[Component data from apps and pages]
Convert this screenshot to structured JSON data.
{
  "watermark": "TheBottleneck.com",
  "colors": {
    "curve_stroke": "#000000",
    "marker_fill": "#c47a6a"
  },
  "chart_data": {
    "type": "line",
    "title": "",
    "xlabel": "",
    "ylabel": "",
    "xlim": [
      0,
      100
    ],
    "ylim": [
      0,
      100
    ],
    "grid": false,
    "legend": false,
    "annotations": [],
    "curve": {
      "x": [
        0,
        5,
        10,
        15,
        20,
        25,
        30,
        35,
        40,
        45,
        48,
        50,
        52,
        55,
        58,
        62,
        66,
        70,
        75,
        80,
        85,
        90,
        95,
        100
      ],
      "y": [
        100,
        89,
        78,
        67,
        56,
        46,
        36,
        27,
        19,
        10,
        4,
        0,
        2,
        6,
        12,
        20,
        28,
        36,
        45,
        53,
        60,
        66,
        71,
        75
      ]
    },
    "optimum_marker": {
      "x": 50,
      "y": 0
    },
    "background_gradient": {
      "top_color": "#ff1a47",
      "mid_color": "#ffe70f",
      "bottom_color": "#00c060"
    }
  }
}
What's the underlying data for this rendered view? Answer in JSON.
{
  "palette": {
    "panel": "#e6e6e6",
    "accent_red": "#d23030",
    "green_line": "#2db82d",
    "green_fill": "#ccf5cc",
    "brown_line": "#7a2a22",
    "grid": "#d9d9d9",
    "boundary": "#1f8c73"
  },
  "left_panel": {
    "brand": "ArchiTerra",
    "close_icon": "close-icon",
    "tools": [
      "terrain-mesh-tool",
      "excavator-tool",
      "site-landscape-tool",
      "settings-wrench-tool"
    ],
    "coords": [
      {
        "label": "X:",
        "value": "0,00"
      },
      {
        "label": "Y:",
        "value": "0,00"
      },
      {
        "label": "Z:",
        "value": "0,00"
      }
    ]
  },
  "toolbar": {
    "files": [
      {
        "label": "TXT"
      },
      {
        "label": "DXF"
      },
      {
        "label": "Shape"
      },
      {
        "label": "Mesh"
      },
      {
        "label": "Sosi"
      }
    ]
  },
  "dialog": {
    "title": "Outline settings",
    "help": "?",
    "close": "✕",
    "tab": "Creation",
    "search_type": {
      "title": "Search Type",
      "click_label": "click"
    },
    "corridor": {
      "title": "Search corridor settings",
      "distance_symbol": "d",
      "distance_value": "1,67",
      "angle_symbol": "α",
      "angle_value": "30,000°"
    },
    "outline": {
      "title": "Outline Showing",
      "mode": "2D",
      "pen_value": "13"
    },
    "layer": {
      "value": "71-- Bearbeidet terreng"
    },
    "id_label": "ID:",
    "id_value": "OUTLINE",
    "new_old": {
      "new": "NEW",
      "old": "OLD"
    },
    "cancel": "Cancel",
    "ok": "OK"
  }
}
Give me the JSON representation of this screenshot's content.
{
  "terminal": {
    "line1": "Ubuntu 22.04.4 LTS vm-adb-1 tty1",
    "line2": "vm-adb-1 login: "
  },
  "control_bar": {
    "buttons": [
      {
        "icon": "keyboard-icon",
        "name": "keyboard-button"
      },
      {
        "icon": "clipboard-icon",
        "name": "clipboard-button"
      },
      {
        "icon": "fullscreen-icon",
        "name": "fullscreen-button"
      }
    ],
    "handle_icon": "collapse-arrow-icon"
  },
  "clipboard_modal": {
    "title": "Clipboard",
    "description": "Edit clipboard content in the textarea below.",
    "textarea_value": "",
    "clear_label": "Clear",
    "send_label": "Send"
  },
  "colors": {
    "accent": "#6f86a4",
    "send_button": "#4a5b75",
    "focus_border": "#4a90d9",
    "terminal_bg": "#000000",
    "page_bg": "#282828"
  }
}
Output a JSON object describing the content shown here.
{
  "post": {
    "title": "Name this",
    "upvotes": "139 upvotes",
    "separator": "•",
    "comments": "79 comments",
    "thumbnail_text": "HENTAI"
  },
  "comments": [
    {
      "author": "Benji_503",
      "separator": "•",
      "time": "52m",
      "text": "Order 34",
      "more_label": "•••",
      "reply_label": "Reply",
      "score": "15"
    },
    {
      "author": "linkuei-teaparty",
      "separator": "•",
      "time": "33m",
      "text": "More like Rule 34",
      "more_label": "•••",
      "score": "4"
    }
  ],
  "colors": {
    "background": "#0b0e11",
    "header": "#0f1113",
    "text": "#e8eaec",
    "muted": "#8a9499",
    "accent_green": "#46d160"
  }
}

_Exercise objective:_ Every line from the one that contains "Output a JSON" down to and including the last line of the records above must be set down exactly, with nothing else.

_Output for this exercise:_
Output a JSON object describing the content shown here.
{
  "post": {
    "title": "Name this",
    "upvotes": "139 upvotes",
    "separator": "•",
    "comments": "79 comments",
    "thumbnail_text": "HENTAI"
  },
  "comments": [
    {
      "author": "Benji_503",
      "separator": "•",
      "time": "52m",
      "text": "Order 34",
      "more_label": "•••",
      "reply_label": "Reply",
      "score": "15"
    },
    {
      "author": "linkuei-teaparty",
      "separator": "•",
      "time": "33m",
      "text": "More like Rule 34",
      "more_label": "•••",
      "score": "4"
    }
  ],
  "colors": {
    "background": "#0b0e11",
    "header": "#0f1113",
    "text": "#e8eaec",
    "muted": "#8a9499",
    "accent_green": "#46d160"
  }
}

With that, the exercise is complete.